Excerpts from an interface dataset

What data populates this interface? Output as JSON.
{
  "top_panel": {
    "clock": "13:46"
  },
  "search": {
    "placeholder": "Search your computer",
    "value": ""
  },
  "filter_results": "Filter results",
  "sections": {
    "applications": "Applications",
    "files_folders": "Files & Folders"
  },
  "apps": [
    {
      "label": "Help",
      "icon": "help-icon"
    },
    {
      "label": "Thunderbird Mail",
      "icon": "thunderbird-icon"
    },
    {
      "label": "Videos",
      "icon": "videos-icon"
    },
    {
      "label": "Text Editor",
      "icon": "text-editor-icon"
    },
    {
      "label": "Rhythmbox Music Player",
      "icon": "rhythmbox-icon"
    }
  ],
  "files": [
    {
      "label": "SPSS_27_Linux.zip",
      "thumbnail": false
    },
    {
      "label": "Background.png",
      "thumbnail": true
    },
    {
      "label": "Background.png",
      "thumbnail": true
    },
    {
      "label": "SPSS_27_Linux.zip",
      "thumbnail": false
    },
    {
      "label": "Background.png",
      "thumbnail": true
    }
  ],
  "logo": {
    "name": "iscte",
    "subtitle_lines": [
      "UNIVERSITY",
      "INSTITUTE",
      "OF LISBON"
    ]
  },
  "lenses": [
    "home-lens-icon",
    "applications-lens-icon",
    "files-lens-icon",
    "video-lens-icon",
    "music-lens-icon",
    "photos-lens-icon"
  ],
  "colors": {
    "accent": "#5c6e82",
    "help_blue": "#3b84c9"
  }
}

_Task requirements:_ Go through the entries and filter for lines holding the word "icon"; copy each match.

_Solution to this exercise:_
      "icon": "help-icon"
      "icon": "thunderbird-icon"
      "icon": "videos-icon"
      "icon": "text-editor-icon"
      "icon": "rhythmbox-icon"
    "home-lens-icon",
    "applications-lens-icon",
    "files-lens-icon",
    "video-lens-icon",
    "music-lens-icon",
    "photos-lens-icon"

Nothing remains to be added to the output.